### ASSIGNMENT
Return each line of the records below that contains the word "diesem".

*** THE DATA Section Begins ***

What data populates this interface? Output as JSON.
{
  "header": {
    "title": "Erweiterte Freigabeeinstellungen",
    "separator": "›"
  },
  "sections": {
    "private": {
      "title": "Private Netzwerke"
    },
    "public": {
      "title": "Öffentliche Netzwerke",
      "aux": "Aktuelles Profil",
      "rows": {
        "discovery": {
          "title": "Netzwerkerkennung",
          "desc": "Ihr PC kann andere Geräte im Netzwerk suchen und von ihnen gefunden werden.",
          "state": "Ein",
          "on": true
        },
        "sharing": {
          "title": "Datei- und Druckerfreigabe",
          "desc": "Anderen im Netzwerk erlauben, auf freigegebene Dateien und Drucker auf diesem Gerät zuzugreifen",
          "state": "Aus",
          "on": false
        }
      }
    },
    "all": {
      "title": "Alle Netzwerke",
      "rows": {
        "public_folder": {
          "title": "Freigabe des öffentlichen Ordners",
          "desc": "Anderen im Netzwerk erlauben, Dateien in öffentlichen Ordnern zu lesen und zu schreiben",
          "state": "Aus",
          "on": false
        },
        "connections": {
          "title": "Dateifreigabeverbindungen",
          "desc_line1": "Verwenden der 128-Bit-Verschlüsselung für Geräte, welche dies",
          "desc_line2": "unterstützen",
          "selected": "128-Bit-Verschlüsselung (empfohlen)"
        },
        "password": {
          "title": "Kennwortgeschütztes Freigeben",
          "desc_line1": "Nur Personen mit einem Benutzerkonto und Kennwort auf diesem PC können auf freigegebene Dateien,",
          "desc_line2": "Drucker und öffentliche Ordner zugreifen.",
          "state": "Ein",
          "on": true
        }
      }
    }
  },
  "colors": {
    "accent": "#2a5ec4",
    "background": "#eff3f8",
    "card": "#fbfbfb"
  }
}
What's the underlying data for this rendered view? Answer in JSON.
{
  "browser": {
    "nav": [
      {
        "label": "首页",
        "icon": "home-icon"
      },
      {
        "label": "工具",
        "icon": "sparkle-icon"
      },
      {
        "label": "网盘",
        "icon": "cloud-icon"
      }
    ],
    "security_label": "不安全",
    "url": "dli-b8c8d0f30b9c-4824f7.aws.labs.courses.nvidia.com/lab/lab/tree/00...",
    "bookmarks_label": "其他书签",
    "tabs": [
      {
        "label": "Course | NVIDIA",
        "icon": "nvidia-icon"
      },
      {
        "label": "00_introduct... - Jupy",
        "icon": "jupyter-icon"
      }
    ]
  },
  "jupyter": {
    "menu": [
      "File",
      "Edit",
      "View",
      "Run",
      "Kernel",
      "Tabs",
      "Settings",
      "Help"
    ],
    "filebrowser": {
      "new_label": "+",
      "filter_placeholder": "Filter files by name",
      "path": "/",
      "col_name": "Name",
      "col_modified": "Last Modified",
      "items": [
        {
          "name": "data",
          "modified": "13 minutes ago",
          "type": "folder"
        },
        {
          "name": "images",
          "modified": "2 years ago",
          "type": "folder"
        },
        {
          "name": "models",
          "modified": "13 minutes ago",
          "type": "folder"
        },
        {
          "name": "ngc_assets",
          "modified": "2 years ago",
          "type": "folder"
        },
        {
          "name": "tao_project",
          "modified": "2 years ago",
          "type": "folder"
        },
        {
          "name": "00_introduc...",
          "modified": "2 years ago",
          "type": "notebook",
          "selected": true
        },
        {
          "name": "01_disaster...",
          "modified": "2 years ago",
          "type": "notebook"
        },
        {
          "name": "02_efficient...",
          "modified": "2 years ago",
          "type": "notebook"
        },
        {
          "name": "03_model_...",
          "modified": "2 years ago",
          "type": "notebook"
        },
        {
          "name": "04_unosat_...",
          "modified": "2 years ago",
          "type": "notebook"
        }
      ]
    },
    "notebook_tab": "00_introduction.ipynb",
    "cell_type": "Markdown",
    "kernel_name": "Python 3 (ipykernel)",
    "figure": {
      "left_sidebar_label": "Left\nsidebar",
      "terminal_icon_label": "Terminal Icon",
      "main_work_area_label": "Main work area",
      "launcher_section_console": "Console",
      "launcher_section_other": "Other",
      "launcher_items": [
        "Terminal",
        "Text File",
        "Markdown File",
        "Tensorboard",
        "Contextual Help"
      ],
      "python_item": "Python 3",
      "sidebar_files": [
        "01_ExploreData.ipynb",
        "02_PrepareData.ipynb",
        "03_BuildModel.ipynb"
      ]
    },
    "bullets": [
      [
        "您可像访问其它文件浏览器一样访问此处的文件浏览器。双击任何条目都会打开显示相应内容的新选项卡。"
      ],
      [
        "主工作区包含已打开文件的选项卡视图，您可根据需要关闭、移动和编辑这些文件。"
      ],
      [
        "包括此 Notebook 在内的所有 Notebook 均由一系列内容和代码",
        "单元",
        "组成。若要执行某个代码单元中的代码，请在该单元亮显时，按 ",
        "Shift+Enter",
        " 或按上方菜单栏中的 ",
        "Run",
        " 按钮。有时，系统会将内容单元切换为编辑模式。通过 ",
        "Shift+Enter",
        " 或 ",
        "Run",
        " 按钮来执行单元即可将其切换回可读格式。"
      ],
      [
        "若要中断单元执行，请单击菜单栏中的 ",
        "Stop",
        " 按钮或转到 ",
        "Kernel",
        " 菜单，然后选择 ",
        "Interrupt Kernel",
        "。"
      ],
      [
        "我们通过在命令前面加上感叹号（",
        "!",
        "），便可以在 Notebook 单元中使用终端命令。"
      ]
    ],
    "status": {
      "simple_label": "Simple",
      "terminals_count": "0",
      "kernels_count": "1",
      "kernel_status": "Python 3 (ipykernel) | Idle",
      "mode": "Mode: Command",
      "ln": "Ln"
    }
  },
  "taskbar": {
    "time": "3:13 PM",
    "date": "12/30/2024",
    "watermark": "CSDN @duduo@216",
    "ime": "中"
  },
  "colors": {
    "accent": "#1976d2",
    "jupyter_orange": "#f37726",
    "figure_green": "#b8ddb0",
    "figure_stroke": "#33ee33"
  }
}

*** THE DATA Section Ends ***

### SOLUTION BELOW
          "desc": "Anderen im Netzwerk erlauben, auf freigegebene Dateien und Drucker auf diesem Gerät zuzugreifen",
          "desc_line1": "Nur Personen mit einem Benutzerkonto und Kennwort auf diesem PC können auf freigegebene Dateien,",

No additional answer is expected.